(Data about app and page elements)

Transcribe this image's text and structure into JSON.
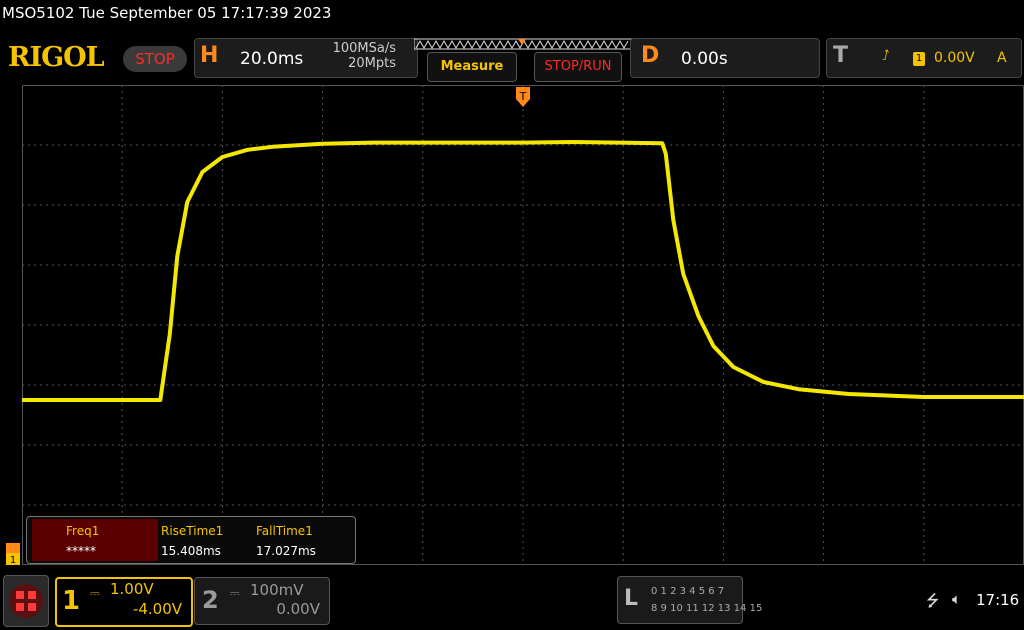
{
  "status_line": "MSO5102  Tue September 05 17:17:39 2023",
  "logo": "RIGOL",
  "run_state": "STOP",
  "horizontal": {
    "letter": "H",
    "timebase": "20.0ms",
    "sample_rate": "100MSa/s",
    "memory_depth": "20Mpts"
  },
  "buttons": {
    "measure": "Measure",
    "stop_run": "STOP/RUN"
  },
  "delay": {
    "letter": "D",
    "value": "0.00s"
  },
  "trigger": {
    "letter": "T",
    "channel": "1",
    "level": "0.00V",
    "mode": "A",
    "marker": "T"
  },
  "measurements": [
    {
      "label": "Freq1",
      "value": "*****"
    },
    {
      "label": "RiseTime1",
      "value": "15.408ms"
    },
    {
      "label": "FallTime1",
      "value": "17.027ms"
    }
  ],
  "channel1": {
    "number": "1",
    "scale": "1.00V",
    "offset": "-4.00V",
    "ground_marker": "1"
  },
  "channel2": {
    "number": "2",
    "scale": "100mV",
    "offset": "0.00V"
  },
  "logic_analyzer": {
    "letter": "L",
    "row1": "0 1 2 3  4 5 6 7",
    "row2": "8 9 10 11 12 13 14 15"
  },
  "status_icons": {
    "usb": "usb-icon",
    "speaker": "speaker-muted-icon"
  },
  "clock": "17:16",
  "colors": {
    "ch1": "#f5c400",
    "accent": "#ff8a1a",
    "stop": "#ff2a2a"
  },
  "waveform": {
    "unit": "V",
    "time_unit": "ms",
    "time_range": [
      -100,
      100
    ],
    "points": [
      [
        -100,
        -4.0
      ],
      [
        -72.4,
        -4.0
      ],
      [
        -70.5,
        -2.9
      ],
      [
        -69,
        -1.6
      ],
      [
        -67,
        -0.7
      ],
      [
        -64,
        -0.2
      ],
      [
        -60,
        0.05
      ],
      [
        -55,
        0.17
      ],
      [
        -50,
        0.22
      ],
      [
        -40,
        0.27
      ],
      [
        -30,
        0.29
      ],
      [
        0,
        0.29
      ],
      [
        10,
        0.3
      ],
      [
        27.8,
        0.28
      ],
      [
        28.5,
        0.1
      ],
      [
        30,
        -1.0
      ],
      [
        32,
        -1.9
      ],
      [
        35,
        -2.6
      ],
      [
        38,
        -3.1
      ],
      [
        42,
        -3.45
      ],
      [
        48,
        -3.7
      ],
      [
        55,
        -3.82
      ],
      [
        65,
        -3.9
      ],
      [
        80,
        -3.95
      ],
      [
        100,
        -3.95
      ]
    ]
  }
}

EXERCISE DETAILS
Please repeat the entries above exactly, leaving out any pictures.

WORKED SOLUTION
Transcribe this image's text and structure into JSON.
{
  "status_line": "MSO5102  Tue September 05 17:17:39 2023",
  "logo": "RIGOL",
  "run_state": "STOP",
  "horizontal": {
    "letter": "H",
    "timebase": "20.0ms",
    "sample_rate": "100MSa/s",
    "memory_depth": "20Mpts"
  },
  "buttons": {
    "measure": "Measure",
    "stop_run": "STOP/RUN"
  },
  "delay": {
    "letter": "D",
    "value": "0.00s"
  },
  "trigger": {
    "letter": "T",
    "channel": "1",
    "level": "0.00V",
    "mode": "A",
    "marker": "T"
  },
  "measurements": [
    {
      "label": "Freq1",
      "value": "*****"
    },
    {
      "label": "RiseTime1",
      "value": "15.408ms"
    },
    {
      "label": "FallTime1",
      "value": "17.027ms"
    }
  ],
  "channel1": {
    "number": "1",
    "scale": "1.00V",
    "offset": "-4.00V",
    "ground_marker": "1"
  },
  "channel2": {
    "number": "2",
    "scale": "100mV",
    "offset": "0.00V"
  },
  "logic_analyzer": {
    "letter": "L",
    "row1": "0 1 2 3  4 5 6 7",
    "row2": "8 9 10 11 12 13 14 15"
  },
  "status_icons": {
    "usb": "usb-icon",
    "speaker": "speaker-muted-icon"
  },
  "clock": "17:16",
  "colors": {
    "ch1": "#f5c400",
    "accent": "#ff8a1a",
    "stop": "#ff2a2a"
  },
  "waveform": {
    "unit": "V",
    "time_unit": "ms",
    "time_range": [
      -100,
      100
    ],
    "points": [
      [
        -100,
        -4.0
      ],
      [
        -72.4,
        -4.0
      ],
      [
        -70.5,
        -2.9
      ],
      [
        -69,
        -1.6
      ],
      [
        -67,
        -0.7
      ],
      [
        -64,
        -0.2
      ],
      [
        -60,
        0.05
      ],
      [
        -55,
        0.17
      ],
      [
        -50,
        0.22
      ],
      [
        -40,
        0.27
      ],
      [
        -30,
        0.29
      ],
      [
        0,
        0.29
      ],
      [
        10,
        0.3
      ],
      [
        27.8,
        0.28
      ],
      [
        28.5,
        0.1
      ],
      [
        30,
        -1.0
      ],
      [
        32,
        -1.9
      ],
      [
        35,
        -2.6
      ],
      [
        38,
        -3.1
      ],
      [
        42,
        -3.45
      ],
      [
        48,
        -3.7
      ],
      [
        55,
        -3.82
      ],
      [
        65,
        -3.9
      ],
      [
        80,
        -3.95
      ],
      [
        100,
        -3.95
      ]
    ]
  }
}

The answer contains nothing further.